Format

Send to

Choose Destination
Sci Rep. 2017 Aug 22;7(1):9062. doi: 10.1038/s41598-017-09679-z.

Differential neurophysiological correlates of information processing in Internet gaming disorder and alcohol use disorder measured by event-related potentials.

Author information

1
Department of Psychiatry, SMG-SNU Boramae Medical Center, Seoul, Republic of Korea.
2
Department of Psychiatry, Seoul St. Mary's Hospital, The Catholic University of Korea College of Medicine, Seoul, Republic of Korea. kdj922@chol.com.
3
Department of Psychiatry, SMG-SNU Boramae Medical Center, Seoul, Republic of Korea. choijs73@gmail.com.
4
Department of Psychiatry and Behavioral Science, Seoul National University College of Medicine, Seoul, Republic of Korea. choijs73@gmail.com.

Abstract

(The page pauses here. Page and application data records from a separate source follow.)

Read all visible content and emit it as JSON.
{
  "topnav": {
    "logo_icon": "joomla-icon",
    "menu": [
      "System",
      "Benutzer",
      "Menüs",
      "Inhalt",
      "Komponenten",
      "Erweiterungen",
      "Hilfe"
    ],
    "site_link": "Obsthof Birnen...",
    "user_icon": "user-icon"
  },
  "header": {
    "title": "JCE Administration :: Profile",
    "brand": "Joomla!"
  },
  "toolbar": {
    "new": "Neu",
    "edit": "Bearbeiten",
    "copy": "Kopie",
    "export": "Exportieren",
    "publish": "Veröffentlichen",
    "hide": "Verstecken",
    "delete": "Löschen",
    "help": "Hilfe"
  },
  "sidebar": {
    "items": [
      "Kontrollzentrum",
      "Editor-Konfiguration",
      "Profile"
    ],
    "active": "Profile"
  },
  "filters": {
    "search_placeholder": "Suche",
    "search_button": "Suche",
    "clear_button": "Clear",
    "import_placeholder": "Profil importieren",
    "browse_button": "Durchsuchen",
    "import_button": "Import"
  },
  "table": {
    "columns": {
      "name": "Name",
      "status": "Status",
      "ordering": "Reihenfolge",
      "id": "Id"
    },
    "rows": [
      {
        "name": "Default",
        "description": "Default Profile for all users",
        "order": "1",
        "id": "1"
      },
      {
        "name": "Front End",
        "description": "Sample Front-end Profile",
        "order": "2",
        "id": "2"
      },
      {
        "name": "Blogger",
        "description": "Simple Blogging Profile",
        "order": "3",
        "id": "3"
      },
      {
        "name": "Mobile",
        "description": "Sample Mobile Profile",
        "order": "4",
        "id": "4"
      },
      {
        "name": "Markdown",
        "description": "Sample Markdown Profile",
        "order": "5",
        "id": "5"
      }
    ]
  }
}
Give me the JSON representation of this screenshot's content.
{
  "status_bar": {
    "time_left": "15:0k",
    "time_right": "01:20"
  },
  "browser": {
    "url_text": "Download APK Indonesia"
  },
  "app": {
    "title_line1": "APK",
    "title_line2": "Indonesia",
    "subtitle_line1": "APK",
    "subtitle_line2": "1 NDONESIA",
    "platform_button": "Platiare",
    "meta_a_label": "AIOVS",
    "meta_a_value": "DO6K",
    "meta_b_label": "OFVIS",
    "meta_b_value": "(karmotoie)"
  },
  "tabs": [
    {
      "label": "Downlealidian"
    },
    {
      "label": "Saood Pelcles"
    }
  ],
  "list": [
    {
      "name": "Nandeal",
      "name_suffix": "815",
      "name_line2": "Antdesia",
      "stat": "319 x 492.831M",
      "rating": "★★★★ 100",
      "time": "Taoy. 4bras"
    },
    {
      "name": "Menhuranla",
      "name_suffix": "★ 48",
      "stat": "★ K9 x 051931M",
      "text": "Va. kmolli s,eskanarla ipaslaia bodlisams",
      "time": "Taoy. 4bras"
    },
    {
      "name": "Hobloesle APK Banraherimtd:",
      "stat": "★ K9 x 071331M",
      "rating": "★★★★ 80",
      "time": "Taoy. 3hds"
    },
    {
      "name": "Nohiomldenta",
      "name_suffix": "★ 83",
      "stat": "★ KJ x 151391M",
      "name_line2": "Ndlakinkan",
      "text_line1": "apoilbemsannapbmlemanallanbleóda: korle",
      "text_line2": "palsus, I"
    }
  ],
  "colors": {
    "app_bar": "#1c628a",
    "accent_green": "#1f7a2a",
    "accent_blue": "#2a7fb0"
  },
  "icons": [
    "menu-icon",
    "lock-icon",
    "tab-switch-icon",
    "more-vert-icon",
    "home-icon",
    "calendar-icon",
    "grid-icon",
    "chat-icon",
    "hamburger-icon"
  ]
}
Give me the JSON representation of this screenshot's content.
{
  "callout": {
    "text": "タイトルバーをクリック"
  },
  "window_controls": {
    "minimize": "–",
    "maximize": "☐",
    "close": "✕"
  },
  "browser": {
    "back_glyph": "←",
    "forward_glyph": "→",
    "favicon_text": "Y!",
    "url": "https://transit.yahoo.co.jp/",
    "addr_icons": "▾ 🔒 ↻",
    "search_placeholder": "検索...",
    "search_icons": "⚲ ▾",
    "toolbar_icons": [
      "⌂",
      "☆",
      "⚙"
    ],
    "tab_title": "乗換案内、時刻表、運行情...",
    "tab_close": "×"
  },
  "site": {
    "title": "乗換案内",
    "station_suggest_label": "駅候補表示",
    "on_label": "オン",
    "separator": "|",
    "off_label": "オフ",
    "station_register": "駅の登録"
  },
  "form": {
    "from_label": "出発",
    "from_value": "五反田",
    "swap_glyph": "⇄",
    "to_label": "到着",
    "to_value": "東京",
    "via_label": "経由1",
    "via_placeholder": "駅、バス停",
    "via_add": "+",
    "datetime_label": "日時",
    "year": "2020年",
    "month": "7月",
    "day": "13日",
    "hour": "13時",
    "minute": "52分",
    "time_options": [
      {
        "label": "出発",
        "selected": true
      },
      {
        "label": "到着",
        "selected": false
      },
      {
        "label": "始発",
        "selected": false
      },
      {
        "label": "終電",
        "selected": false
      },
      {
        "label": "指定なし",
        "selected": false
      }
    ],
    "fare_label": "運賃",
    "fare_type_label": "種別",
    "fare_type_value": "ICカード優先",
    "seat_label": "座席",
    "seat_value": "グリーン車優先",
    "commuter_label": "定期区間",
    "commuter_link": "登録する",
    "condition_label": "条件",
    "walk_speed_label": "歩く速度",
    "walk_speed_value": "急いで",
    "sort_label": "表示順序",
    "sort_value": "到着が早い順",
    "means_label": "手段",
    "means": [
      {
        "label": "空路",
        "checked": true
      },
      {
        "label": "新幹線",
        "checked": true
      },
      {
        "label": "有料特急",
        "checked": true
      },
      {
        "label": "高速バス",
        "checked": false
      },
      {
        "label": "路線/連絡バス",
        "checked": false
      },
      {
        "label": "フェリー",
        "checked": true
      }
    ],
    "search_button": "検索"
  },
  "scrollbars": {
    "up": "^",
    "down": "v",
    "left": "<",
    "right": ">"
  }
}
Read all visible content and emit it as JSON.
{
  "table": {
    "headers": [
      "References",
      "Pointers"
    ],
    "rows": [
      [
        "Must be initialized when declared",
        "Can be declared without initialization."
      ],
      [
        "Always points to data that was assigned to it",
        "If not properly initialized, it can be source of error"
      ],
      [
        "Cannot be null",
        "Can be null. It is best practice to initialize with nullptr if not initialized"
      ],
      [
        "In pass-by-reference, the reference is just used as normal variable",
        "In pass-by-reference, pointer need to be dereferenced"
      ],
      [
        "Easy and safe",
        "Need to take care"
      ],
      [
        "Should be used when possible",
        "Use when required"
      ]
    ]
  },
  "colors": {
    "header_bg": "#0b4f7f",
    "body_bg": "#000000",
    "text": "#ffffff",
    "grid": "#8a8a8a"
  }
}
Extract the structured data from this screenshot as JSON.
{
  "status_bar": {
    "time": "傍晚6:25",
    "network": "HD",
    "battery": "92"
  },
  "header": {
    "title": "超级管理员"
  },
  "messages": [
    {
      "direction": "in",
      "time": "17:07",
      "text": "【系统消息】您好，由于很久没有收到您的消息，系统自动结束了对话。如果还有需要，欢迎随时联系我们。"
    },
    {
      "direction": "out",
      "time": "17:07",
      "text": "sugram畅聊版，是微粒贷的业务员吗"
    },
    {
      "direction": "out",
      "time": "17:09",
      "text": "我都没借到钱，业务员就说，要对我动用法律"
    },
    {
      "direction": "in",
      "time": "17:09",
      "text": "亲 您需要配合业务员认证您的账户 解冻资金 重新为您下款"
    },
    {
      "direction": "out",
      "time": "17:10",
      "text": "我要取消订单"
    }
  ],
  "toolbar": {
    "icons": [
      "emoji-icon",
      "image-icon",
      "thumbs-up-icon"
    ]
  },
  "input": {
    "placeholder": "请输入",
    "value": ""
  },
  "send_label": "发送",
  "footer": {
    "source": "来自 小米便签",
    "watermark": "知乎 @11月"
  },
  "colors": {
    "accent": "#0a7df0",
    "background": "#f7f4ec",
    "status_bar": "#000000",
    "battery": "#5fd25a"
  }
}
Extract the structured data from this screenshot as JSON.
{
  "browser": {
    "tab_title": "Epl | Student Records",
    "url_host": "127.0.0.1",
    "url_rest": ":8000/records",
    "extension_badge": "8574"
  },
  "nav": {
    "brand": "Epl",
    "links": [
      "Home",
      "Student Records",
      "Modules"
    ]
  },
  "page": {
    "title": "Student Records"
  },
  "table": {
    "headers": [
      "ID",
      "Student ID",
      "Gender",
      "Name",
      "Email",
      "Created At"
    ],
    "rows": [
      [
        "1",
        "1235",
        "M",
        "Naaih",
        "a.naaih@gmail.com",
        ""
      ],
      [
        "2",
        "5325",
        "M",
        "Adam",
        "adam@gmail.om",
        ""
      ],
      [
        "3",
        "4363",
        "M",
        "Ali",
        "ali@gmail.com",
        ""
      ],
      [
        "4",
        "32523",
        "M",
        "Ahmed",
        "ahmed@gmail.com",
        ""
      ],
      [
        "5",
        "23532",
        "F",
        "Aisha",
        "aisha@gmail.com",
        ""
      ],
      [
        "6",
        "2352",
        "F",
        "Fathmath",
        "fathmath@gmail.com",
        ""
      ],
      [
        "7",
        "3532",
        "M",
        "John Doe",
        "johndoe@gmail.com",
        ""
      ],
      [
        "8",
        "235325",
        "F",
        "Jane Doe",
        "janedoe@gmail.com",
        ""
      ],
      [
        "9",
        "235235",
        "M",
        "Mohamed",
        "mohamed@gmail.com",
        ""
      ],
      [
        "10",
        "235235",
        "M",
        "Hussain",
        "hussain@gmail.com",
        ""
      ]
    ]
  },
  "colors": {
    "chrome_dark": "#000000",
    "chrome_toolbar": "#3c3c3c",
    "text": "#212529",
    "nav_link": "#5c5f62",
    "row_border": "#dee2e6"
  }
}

Internet gaming disorder (IGD) shares clinical and neuropsychological features with alcohol use disorder (AUD), but few studies have identified the neurophysiological characteristics of IGD. We investigated the N100 and P300 event-related potentials (ERPs) in patients with IGD to compare them with those of patients with AUD and healthy controls (HCs). Twenty-six patients with IGD, 22 patients with AUD, and 29 HCs participated in this study. ERPs were acquired from young male adults during an auditory oddball task. Between-group differences in N100 and P300 were investigated separately using repeated-measures analysis of variance. Correlations between the ERP values and neurocognitive functioning of each group were examined. Both the IGD and AUD groups showed reduced P300 amplitudes at the midline central and parietal area compared with the HCs. The IGD exhibited reduced N100 amplitudes at the midline frontal area compared with the HCs. The reduced P300 were correlated with a higher spatial span error rate in the IGD. The reduced N100 and P300 were not correlated with Internet addiction severity scores in the IGD. These results indicate that IGD have abnormalities in the P300 comparable to those in AUD. Moreover, the reduction in N100 could be considered a candidate trait marker for IGD.

PMID:
28831146
PMCID:
PMC5567258
DOI:
10.1038/s41598-017-09679-z
[Indexed for MEDLINE]
Free PMC Article

Supplemental Content

Full text links

Icon for Nature Publishing Group Icon for PubMed Central
Loading ...
Support Center